Data to use >>

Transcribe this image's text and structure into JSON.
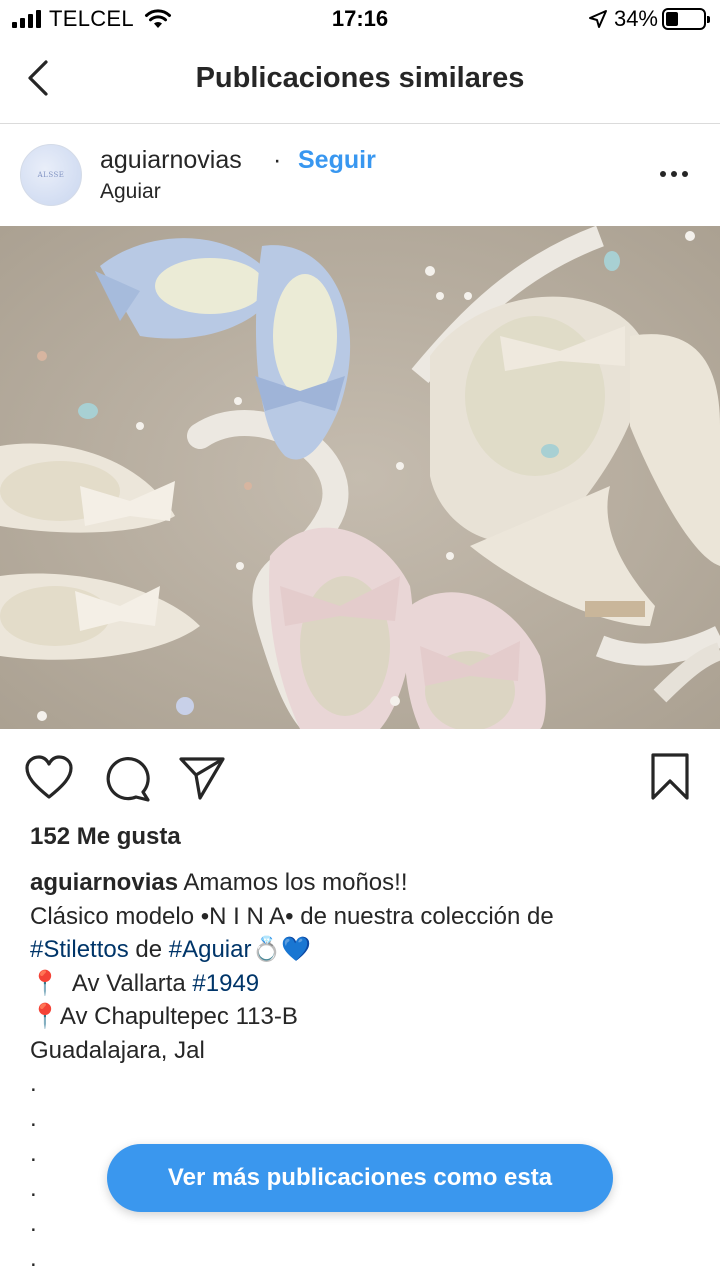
{
  "status_bar": {
    "carrier": "TELCEL",
    "time": "17:16",
    "battery": "34%",
    "battery_level": 0.34
  },
  "nav": {
    "title": "Publicaciones similares"
  },
  "post": {
    "username": "aguiarnovias",
    "separator": "·",
    "follow_label": "Seguir",
    "location": "Aguiar",
    "avatar_text": "ALSSE",
    "likes": "152 Me gusta",
    "caption": {
      "username": "aguiarnovias",
      "line1_text": "Amamos los moños!!",
      "line2": "Clásico modelo •N I N A• de nuestra colección de",
      "line3_tag1": "#Stilettos",
      "line3_mid": " de ",
      "line3_tag2": "#Aguiar",
      "line3_emoji": "💍💙",
      "line4_pin": "📍",
      "line4_text": "  Av Vallarta ",
      "line4_tag": "#1949",
      "line5_pin": "📍",
      "line5_text": "Av Chapultepec 113-B",
      "line6": "Guadalajara, Jal",
      "dots": [
        ".",
        ".",
        ".",
        ".",
        ".",
        "."
      ]
    }
  },
  "icons": {
    "back": "chevron-left-icon",
    "more": "more-horizontal-icon",
    "like": "heart-icon",
    "comment": "comment-bubble-icon",
    "share": "paper-plane-icon",
    "save": "bookmark-icon"
  },
  "cta": {
    "label": "Ver más publicaciones como esta"
  },
  "colors": {
    "accent": "#3897f0",
    "cta": "#3a97ee",
    "hashtag": "#003569"
  }
}
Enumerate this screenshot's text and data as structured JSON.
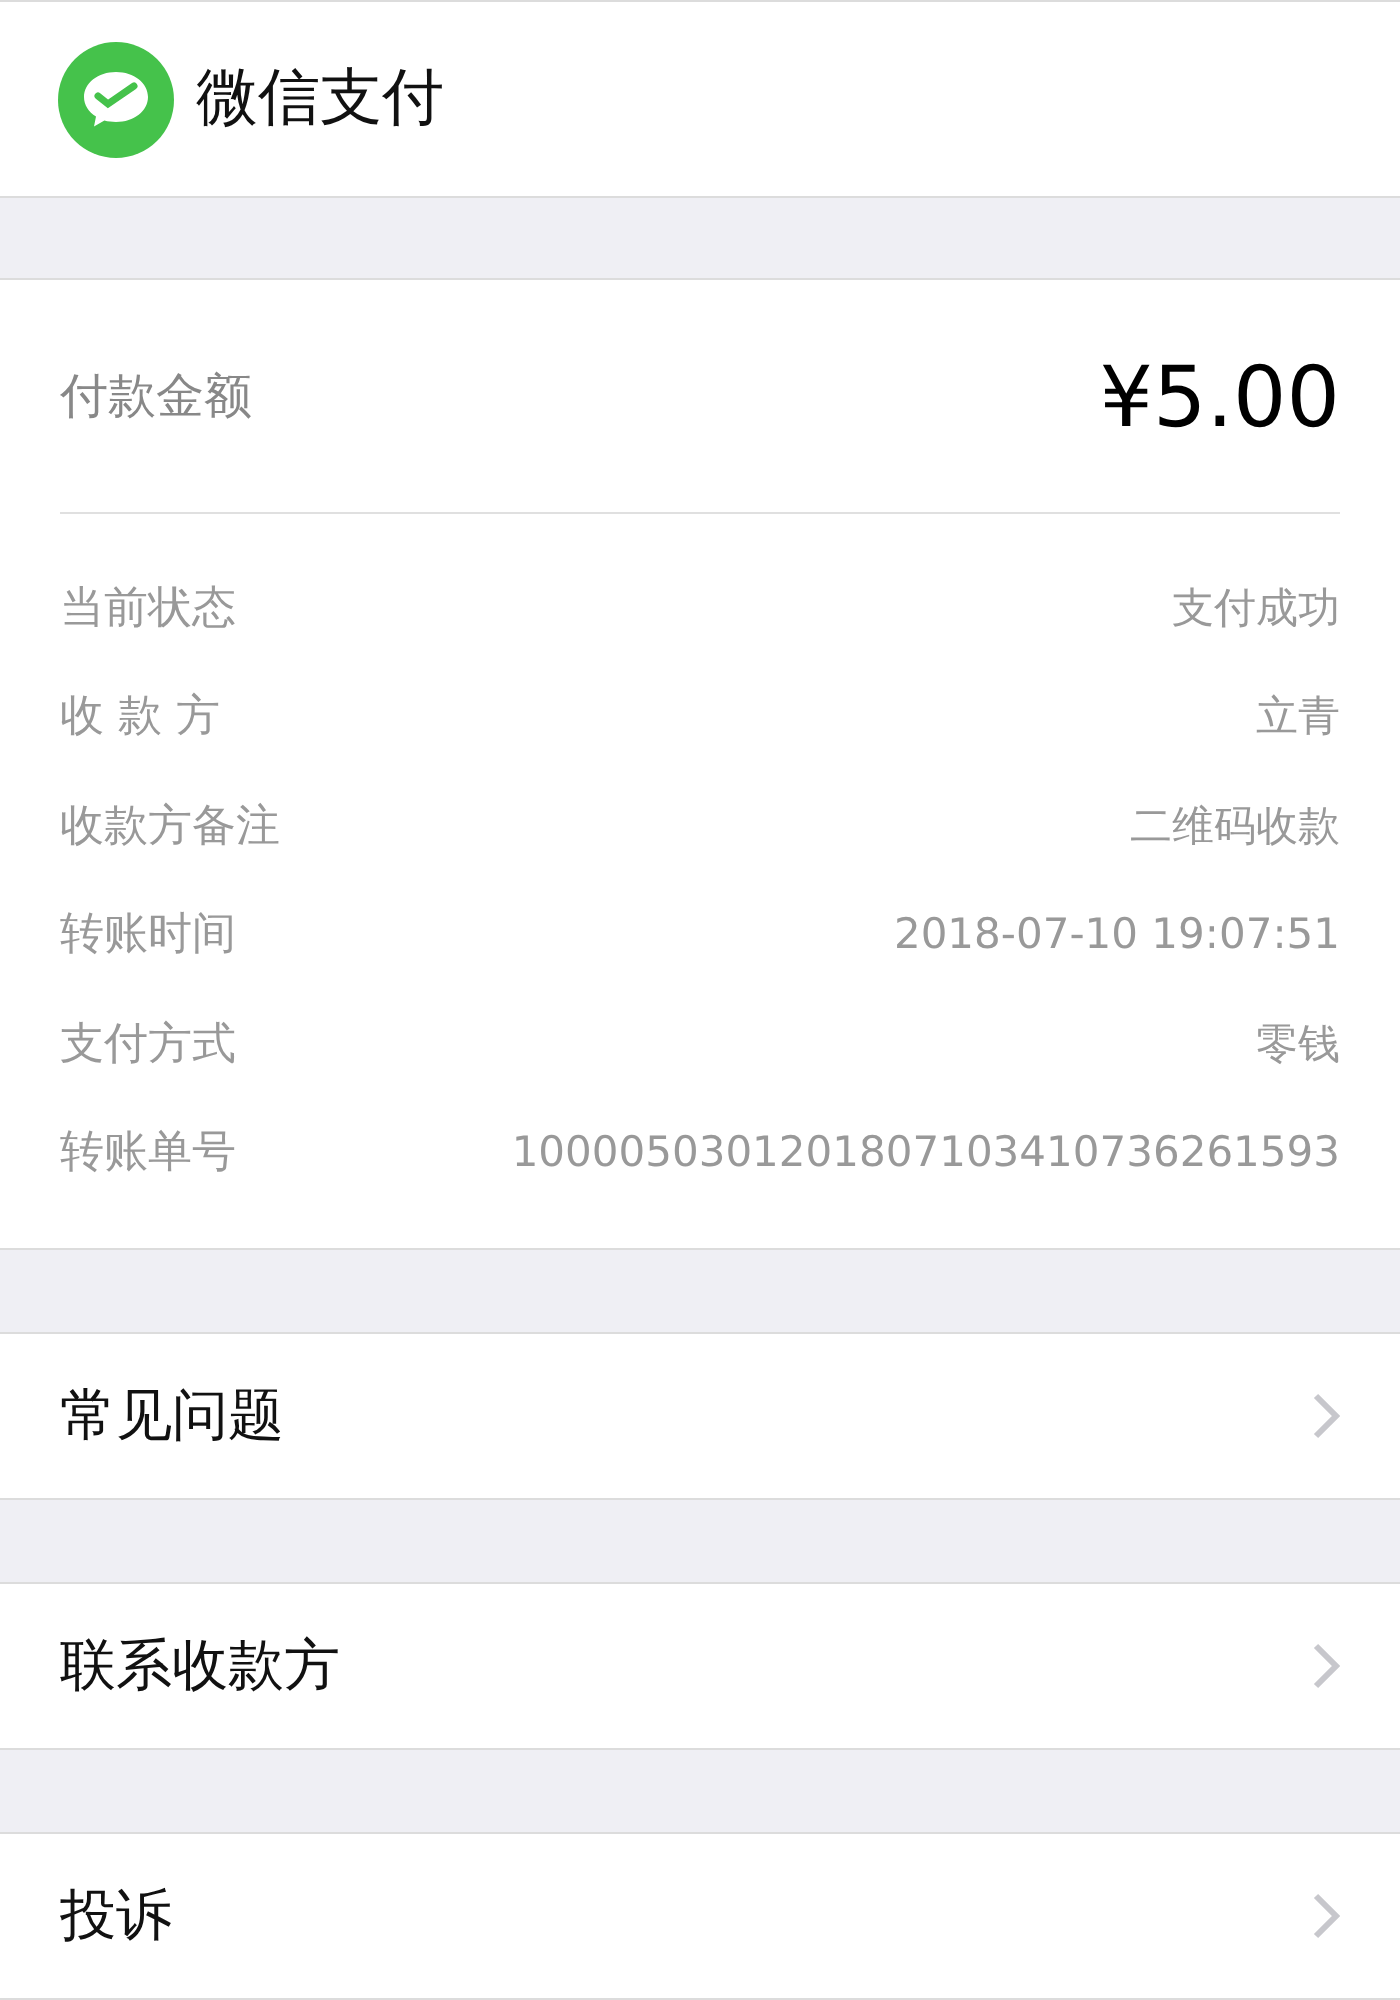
{
  "header": {
    "title": "微信支付"
  },
  "amount": {
    "label": "付款金额",
    "value": "¥5.00"
  },
  "details": [
    {
      "label": "当前状态",
      "value": "支付成功"
    },
    {
      "label": "收 款 方",
      "value": "立青"
    },
    {
      "label": "收款方备注",
      "value": "二维码收款"
    },
    {
      "label": "转账时间",
      "value": "2018-07-10 19:07:51"
    },
    {
      "label": "支付方式",
      "value": "零钱"
    },
    {
      "label": "转账单号",
      "value": "1000050301201807103410736261593"
    }
  ],
  "links": [
    {
      "label": "常见问题"
    },
    {
      "label": "联系收款方"
    },
    {
      "label": "投诉"
    }
  ]
}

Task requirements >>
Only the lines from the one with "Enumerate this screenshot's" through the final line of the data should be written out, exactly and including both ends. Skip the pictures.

Finished task >>
Enumerate this screenshot's text and data as structured JSON.
{
  "header": {
    "title": "微信支付"
  },
  "amount": {
    "label": "付款金额",
    "value": "¥5.00"
  },
  "details": [
    {
      "label": "当前状态",
      "value": "支付成功"
    },
    {
      "label": "收 款 方",
      "value": "立青"
    },
    {
      "label": "收款方备注",
      "value": "二维码收款"
    },
    {
      "label": "转账时间",
      "value": "2018-07-10 19:07:51"
    },
    {
      "label": "支付方式",
      "value": "零钱"
    },
    {
      "label": "转账单号",
      "value": "1000050301201807103410736261593"
    }
  ],
  "links": [
    {
      "label": "常见问题"
    },
    {
      "label": "联系收款方"
    },
    {
      "label": "投诉"
    }
  ]
}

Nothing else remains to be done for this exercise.